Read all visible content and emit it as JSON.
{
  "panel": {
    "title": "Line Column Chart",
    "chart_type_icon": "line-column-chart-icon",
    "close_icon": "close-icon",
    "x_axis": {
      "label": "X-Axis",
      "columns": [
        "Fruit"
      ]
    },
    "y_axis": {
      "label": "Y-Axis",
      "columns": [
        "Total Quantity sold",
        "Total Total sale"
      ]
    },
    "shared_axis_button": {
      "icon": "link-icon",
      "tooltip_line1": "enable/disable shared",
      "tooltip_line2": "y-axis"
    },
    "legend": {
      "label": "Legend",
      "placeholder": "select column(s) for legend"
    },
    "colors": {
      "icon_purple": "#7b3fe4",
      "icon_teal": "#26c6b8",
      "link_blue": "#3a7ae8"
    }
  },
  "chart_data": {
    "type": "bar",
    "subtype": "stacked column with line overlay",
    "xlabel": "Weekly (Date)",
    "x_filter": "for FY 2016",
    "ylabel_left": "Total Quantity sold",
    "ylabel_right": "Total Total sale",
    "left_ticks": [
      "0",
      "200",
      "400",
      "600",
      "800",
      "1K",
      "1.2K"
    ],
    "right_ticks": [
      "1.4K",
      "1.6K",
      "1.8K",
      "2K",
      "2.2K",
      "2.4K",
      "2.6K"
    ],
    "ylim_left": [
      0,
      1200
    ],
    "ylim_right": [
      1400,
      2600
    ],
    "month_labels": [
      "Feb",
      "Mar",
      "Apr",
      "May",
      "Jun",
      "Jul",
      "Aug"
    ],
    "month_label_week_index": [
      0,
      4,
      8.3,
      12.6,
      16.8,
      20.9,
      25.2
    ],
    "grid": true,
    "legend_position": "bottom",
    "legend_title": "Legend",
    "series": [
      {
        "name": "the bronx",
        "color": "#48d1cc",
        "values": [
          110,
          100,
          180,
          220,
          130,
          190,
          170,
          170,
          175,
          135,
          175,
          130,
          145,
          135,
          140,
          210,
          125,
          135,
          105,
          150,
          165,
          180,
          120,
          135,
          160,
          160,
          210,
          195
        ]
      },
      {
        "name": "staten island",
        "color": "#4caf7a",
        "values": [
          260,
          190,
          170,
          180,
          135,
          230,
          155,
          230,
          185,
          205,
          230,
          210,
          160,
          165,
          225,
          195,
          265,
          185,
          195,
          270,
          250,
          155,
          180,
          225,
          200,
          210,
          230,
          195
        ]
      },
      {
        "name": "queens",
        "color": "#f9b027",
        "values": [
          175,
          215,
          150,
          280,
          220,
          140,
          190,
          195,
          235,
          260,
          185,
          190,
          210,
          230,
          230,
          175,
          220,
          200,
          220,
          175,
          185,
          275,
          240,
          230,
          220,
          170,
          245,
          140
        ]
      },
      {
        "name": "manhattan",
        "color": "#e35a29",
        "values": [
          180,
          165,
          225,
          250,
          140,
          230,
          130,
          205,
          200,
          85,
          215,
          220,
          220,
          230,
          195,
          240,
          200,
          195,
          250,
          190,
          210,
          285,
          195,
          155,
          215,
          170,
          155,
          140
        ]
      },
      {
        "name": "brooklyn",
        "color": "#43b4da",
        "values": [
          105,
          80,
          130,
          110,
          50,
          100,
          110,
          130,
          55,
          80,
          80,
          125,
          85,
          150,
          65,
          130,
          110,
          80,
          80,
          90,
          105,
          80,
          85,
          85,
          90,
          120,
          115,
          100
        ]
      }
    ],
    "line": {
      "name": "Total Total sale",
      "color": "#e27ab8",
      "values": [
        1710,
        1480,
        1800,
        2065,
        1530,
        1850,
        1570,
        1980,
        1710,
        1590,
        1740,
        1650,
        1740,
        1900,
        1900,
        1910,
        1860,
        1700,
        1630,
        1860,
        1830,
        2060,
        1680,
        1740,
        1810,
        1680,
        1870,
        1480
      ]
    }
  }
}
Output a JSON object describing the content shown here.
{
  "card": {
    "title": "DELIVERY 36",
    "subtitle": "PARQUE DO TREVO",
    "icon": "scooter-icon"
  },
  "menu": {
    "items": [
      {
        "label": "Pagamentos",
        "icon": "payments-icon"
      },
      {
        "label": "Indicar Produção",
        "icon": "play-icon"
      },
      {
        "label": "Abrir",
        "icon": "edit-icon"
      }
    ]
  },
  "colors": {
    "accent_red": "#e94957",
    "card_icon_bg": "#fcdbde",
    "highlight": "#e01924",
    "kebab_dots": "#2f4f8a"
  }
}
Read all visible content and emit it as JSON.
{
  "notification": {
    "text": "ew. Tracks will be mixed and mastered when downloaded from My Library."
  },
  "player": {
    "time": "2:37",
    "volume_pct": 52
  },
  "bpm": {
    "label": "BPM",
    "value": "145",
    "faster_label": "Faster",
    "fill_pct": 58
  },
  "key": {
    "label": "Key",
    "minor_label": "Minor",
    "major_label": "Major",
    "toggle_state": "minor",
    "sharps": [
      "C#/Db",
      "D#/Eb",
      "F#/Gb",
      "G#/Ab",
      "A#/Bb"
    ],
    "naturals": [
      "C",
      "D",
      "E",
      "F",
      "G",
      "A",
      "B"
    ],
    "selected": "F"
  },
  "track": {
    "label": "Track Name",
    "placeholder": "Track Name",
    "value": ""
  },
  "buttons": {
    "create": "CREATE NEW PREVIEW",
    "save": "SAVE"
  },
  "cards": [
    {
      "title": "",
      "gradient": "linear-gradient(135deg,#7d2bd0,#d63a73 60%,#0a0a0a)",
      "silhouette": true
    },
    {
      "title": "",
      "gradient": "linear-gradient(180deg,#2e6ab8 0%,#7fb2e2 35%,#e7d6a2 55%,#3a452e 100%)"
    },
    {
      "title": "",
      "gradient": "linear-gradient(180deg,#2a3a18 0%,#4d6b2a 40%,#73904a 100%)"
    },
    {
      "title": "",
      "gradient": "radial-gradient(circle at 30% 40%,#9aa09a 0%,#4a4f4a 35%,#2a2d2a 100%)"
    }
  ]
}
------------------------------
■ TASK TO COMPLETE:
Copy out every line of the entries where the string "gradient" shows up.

■ THE ANSWER:
      "gradient": "linear-gradient(135deg,#7d2bd0,#d63a73 60%,#0a0a0a)",
      "gradient": "linear-gradient(180deg,#2e6ab8 0%,#7fb2e2 35%,#e7d6a2 55%,#3a452e 100%)"
      "gradient": "linear-gradient(180deg,#2a3a18 0%,#4d6b2a 40%,#73904a 100%)"
      "gradient": "radial-gradient(circle at 30% 40%,#9aa09a 0%,#4a4f4a 35%,#2a2d2a 100%)"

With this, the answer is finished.